# The task:
Among the lines below, some may contain the string "screenshot". Say how many do, and give nothing besides the number.

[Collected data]
++++
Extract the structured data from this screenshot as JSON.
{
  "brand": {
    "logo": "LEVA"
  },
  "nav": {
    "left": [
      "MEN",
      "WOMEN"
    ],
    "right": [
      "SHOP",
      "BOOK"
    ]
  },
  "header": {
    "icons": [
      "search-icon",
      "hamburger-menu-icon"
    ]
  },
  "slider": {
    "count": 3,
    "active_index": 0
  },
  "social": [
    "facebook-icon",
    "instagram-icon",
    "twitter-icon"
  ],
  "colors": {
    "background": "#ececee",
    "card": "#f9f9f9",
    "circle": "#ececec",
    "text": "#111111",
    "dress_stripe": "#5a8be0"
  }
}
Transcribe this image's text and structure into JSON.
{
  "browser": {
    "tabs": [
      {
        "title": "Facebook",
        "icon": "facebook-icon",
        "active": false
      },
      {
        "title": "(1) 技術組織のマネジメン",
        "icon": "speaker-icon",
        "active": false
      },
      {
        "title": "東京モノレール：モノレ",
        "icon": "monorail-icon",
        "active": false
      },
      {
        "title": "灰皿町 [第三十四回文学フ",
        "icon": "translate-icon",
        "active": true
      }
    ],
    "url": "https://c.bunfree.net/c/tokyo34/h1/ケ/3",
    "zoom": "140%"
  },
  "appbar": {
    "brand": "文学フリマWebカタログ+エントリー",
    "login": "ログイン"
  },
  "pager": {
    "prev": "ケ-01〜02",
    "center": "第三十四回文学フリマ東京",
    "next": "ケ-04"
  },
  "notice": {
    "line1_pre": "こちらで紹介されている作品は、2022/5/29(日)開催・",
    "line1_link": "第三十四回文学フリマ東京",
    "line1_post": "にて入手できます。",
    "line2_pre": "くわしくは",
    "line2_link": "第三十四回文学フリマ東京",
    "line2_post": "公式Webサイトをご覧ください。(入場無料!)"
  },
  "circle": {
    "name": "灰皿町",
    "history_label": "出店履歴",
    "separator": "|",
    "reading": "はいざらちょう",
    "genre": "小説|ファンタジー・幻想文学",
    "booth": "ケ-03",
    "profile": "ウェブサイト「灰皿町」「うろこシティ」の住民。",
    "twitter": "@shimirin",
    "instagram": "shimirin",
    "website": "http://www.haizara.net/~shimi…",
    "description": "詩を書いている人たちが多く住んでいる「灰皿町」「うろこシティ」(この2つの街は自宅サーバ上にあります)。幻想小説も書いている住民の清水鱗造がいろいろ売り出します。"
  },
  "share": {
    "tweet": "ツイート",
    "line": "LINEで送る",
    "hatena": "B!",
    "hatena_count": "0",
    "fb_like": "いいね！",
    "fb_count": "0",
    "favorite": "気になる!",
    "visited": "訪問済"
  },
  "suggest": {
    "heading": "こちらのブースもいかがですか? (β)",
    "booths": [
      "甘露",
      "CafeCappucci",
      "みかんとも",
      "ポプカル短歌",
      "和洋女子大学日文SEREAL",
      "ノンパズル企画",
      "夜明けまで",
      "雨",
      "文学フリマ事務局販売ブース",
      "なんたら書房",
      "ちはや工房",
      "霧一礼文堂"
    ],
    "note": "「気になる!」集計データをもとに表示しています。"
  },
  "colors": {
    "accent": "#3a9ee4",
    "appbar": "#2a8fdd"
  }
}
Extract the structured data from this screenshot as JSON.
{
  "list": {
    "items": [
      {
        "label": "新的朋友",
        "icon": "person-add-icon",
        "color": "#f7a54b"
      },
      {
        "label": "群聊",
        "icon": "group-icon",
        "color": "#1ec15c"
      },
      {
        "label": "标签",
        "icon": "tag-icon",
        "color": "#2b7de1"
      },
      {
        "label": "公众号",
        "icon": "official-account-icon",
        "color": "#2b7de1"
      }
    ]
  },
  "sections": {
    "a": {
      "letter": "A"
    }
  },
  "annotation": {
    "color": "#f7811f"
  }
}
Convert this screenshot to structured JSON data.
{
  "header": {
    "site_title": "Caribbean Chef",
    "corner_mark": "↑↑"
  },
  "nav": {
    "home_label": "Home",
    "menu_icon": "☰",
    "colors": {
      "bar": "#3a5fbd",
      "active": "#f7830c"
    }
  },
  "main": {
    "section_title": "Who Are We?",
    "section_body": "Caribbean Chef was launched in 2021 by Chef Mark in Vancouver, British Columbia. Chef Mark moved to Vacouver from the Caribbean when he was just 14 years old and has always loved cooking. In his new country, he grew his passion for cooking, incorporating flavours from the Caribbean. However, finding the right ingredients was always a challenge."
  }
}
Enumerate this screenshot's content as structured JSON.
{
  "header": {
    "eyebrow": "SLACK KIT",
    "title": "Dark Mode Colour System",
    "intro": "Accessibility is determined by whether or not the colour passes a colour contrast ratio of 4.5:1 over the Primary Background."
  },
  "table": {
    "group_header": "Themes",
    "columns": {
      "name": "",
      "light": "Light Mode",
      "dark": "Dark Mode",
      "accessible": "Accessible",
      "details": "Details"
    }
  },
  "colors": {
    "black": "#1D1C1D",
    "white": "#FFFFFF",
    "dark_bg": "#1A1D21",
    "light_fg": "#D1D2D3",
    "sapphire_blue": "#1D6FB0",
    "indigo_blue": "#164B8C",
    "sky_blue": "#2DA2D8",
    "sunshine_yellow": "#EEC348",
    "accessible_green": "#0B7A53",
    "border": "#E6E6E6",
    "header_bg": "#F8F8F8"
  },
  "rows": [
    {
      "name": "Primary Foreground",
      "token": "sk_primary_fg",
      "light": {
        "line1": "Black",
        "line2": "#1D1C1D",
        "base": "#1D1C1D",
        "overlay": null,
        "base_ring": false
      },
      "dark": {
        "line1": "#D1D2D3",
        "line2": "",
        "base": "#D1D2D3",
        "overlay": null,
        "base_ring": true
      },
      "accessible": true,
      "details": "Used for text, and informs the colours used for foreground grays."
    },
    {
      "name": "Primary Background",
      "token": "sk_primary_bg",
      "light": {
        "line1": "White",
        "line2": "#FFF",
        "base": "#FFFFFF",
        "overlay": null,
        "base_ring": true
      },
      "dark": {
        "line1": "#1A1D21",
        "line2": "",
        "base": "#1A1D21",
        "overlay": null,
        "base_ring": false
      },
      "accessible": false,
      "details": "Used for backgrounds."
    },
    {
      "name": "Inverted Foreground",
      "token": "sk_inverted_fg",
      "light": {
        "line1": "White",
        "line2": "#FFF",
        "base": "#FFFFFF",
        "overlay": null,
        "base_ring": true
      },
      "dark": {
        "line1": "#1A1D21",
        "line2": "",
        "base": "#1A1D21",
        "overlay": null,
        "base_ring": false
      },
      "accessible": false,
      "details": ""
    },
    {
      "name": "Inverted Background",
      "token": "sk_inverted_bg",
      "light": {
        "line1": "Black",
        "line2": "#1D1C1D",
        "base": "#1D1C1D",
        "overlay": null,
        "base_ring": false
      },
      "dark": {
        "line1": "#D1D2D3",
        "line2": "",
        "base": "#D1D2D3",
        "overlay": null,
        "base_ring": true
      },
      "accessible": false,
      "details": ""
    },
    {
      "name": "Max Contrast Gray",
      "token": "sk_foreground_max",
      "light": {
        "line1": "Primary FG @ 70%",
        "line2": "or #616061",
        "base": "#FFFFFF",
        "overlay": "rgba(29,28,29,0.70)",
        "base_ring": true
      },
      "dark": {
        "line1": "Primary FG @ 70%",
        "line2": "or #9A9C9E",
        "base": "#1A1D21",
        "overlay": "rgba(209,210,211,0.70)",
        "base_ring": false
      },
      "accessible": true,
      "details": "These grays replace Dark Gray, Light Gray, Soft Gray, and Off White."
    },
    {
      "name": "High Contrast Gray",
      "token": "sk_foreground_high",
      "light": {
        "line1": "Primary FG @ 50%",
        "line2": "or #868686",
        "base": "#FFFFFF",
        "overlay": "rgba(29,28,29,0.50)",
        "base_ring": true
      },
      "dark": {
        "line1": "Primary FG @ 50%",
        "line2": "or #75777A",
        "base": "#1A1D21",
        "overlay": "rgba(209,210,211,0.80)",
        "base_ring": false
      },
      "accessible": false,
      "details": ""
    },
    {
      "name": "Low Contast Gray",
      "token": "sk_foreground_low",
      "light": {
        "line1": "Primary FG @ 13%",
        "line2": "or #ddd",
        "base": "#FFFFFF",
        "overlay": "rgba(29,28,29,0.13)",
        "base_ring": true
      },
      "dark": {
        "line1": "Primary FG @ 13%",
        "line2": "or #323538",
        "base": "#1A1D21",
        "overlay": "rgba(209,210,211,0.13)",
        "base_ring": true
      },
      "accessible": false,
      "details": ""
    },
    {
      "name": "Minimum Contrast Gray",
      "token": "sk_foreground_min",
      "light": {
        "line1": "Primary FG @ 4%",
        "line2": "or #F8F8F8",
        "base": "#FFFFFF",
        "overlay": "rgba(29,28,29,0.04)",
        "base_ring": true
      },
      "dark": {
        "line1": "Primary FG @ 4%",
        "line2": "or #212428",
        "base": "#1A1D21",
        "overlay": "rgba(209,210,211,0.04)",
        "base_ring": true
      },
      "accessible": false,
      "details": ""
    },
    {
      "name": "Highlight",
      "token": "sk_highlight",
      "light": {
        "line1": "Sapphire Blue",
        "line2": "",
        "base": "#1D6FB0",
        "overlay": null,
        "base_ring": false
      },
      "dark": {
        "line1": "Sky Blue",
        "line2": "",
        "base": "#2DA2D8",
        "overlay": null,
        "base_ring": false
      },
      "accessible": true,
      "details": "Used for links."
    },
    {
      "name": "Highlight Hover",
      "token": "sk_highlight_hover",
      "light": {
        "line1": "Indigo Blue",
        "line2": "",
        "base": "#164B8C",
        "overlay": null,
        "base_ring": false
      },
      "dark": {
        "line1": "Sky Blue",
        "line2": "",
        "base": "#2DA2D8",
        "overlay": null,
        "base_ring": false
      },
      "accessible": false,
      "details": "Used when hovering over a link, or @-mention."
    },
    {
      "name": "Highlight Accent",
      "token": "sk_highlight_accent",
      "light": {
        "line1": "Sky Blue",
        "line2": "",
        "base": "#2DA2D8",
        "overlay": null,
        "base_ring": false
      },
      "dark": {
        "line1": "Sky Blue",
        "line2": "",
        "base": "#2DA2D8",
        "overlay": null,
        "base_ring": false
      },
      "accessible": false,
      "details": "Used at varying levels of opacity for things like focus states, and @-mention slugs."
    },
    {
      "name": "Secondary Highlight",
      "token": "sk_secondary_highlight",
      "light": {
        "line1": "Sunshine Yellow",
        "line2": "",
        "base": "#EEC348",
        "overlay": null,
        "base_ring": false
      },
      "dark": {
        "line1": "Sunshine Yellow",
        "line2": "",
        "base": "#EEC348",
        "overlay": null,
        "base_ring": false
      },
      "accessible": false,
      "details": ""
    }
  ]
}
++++
# Answer to the exercise:
4